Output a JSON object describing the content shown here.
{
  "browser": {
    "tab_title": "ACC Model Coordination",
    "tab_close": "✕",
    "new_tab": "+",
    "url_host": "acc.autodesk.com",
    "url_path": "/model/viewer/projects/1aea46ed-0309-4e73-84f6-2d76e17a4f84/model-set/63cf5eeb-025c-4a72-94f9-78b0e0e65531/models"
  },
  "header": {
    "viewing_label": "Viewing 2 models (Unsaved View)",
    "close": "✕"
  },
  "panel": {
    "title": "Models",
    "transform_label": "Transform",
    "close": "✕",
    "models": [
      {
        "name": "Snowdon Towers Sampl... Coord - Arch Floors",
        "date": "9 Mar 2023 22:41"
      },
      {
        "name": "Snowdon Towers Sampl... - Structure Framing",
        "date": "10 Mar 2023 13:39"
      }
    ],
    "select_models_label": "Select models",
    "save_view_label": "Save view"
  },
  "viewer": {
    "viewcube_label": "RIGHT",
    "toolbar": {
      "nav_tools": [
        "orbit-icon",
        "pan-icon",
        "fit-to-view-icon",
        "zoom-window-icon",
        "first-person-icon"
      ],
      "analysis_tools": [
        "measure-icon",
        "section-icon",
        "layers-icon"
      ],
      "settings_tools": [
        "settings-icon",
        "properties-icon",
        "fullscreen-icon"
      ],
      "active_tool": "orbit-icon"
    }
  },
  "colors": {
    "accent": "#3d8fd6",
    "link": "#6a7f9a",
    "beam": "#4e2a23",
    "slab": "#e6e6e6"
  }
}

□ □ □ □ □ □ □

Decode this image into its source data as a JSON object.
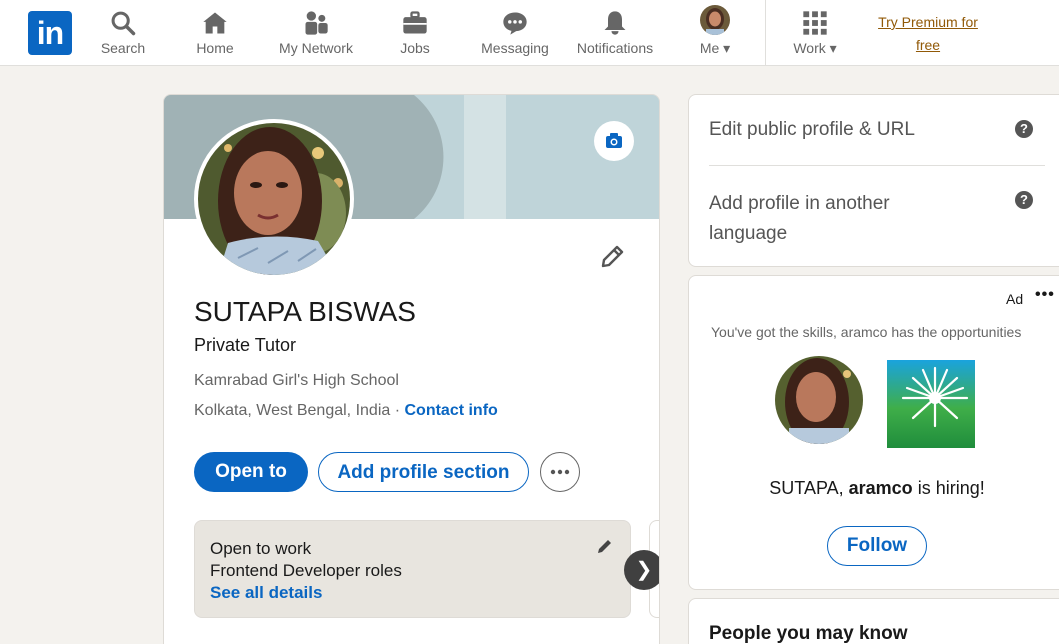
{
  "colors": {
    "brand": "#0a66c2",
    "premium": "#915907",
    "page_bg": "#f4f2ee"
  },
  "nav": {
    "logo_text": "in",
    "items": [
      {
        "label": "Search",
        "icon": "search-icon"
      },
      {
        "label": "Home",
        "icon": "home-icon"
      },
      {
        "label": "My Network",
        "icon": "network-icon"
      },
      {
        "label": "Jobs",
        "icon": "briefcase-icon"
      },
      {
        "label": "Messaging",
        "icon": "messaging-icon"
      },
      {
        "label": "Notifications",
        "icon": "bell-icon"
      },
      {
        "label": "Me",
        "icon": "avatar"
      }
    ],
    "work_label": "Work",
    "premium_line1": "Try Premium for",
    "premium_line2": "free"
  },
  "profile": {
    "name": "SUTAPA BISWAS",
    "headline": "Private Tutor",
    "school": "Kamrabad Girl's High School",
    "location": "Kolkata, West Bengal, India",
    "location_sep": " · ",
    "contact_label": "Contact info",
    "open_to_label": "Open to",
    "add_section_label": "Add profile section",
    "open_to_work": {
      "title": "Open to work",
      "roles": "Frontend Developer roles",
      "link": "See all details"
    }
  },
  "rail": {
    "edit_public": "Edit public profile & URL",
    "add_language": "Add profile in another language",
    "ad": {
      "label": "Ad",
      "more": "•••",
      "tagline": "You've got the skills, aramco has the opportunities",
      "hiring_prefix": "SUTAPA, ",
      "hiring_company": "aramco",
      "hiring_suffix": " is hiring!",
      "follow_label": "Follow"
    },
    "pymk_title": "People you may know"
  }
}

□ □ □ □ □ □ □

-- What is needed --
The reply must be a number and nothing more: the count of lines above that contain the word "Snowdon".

-- Exercise result --
2